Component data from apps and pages
----------
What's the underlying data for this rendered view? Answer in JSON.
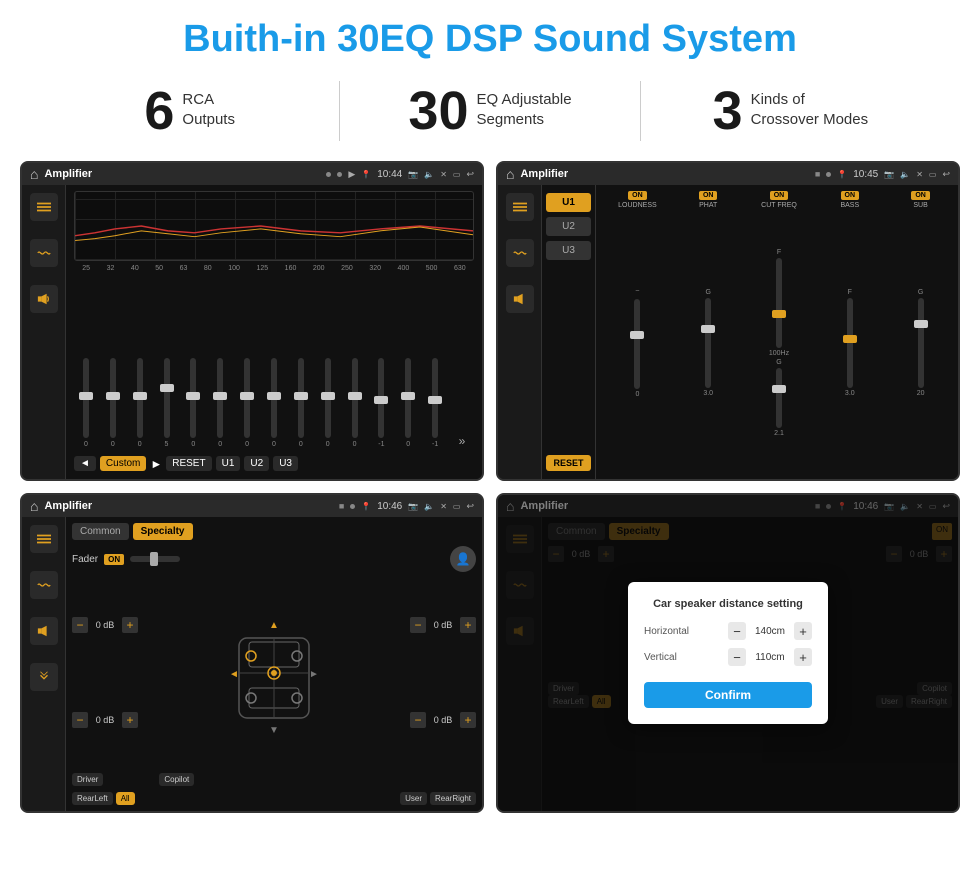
{
  "page": {
    "title": "Buith-in 30EQ DSP Sound System",
    "background": "#ffffff"
  },
  "stats": [
    {
      "number": "6",
      "label": "RCA\nOutputs"
    },
    {
      "number": "30",
      "label": "EQ Adjustable\nSegments"
    },
    {
      "number": "3",
      "label": "Kinds of\nCrossover Modes"
    }
  ],
  "screen1": {
    "status_title": "Amplifier",
    "time": "10:44",
    "eq_labels": [
      "25",
      "32",
      "40",
      "50",
      "63",
      "80",
      "100",
      "125",
      "160",
      "200",
      "250",
      "320",
      "400",
      "500",
      "630"
    ],
    "eq_values": [
      "0",
      "0",
      "0",
      "5",
      "0",
      "0",
      "0",
      "0",
      "0",
      "0",
      "0",
      "-1",
      "0",
      "-1"
    ],
    "buttons": [
      "Custom",
      "RESET",
      "U1",
      "U2",
      "U3"
    ]
  },
  "screen2": {
    "status_title": "Amplifier",
    "time": "10:45",
    "presets": [
      "U1",
      "U2",
      "U3"
    ],
    "channels": [
      {
        "label": "LOUDNESS",
        "on": true
      },
      {
        "label": "PHAT",
        "on": true
      },
      {
        "label": "CUT FREQ",
        "on": true
      },
      {
        "label": "BASS",
        "on": true
      },
      {
        "label": "SUB",
        "on": true
      }
    ],
    "reset_btn": "RESET"
  },
  "screen3": {
    "status_title": "Amplifier",
    "time": "10:46",
    "tabs": [
      "Common",
      "Specialty"
    ],
    "active_tab": "Specialty",
    "fader_label": "Fader",
    "fader_on": "ON",
    "speaker_rows": [
      {
        "label1": "— 0 dB +",
        "label2": "— 0 dB +"
      },
      {
        "label1": "— 0 dB +",
        "label2": "— 0 dB +"
      }
    ],
    "location_btns": [
      "Driver",
      "Copilot",
      "RearLeft",
      "All",
      "User",
      "RearRight"
    ]
  },
  "screen4": {
    "status_title": "Amplifier",
    "time": "10:46",
    "tabs": [
      "Common",
      "Specialty"
    ],
    "dialog": {
      "title": "Car speaker distance setting",
      "horizontal_label": "Horizontal",
      "horizontal_value": "140cm",
      "vertical_label": "Vertical",
      "vertical_value": "110cm",
      "confirm_label": "Confirm"
    },
    "location_btns": [
      "Driver",
      "Copilot",
      "RearLeft",
      "All",
      "User",
      "RearRight"
    ]
  }
}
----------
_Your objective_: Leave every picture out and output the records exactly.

_Problem solution_:
What's the underlying data for this rendered view? Answer in JSON.
{
  "page": {
    "title": "Buith-in 30EQ DSP Sound System",
    "background": "#ffffff"
  },
  "stats": [
    {
      "number": "6",
      "label": "RCA\nOutputs"
    },
    {
      "number": "30",
      "label": "EQ Adjustable\nSegments"
    },
    {
      "number": "3",
      "label": "Kinds of\nCrossover Modes"
    }
  ],
  "screen1": {
    "status_title": "Amplifier",
    "time": "10:44",
    "eq_labels": [
      "25",
      "32",
      "40",
      "50",
      "63",
      "80",
      "100",
      "125",
      "160",
      "200",
      "250",
      "320",
      "400",
      "500",
      "630"
    ],
    "eq_values": [
      "0",
      "0",
      "0",
      "5",
      "0",
      "0",
      "0",
      "0",
      "0",
      "0",
      "0",
      "-1",
      "0",
      "-1"
    ],
    "buttons": [
      "Custom",
      "RESET",
      "U1",
      "U2",
      "U3"
    ]
  },
  "screen2": {
    "status_title": "Amplifier",
    "time": "10:45",
    "presets": [
      "U1",
      "U2",
      "U3"
    ],
    "channels": [
      {
        "label": "LOUDNESS",
        "on": true
      },
      {
        "label": "PHAT",
        "on": true
      },
      {
        "label": "CUT FREQ",
        "on": true
      },
      {
        "label": "BASS",
        "on": true
      },
      {
        "label": "SUB",
        "on": true
      }
    ],
    "reset_btn": "RESET"
  },
  "screen3": {
    "status_title": "Amplifier",
    "time": "10:46",
    "tabs": [
      "Common",
      "Specialty"
    ],
    "active_tab": "Specialty",
    "fader_label": "Fader",
    "fader_on": "ON",
    "speaker_rows": [
      {
        "label1": "— 0 dB +",
        "label2": "— 0 dB +"
      },
      {
        "label1": "— 0 dB +",
        "label2": "— 0 dB +"
      }
    ],
    "location_btns": [
      "Driver",
      "Copilot",
      "RearLeft",
      "All",
      "User",
      "RearRight"
    ]
  },
  "screen4": {
    "status_title": "Amplifier",
    "time": "10:46",
    "tabs": [
      "Common",
      "Specialty"
    ],
    "dialog": {
      "title": "Car speaker distance setting",
      "horizontal_label": "Horizontal",
      "horizontal_value": "140cm",
      "vertical_label": "Vertical",
      "vertical_value": "110cm",
      "confirm_label": "Confirm"
    },
    "location_btns": [
      "Driver",
      "Copilot",
      "RearLeft",
      "All",
      "User",
      "RearRight"
    ]
  }
}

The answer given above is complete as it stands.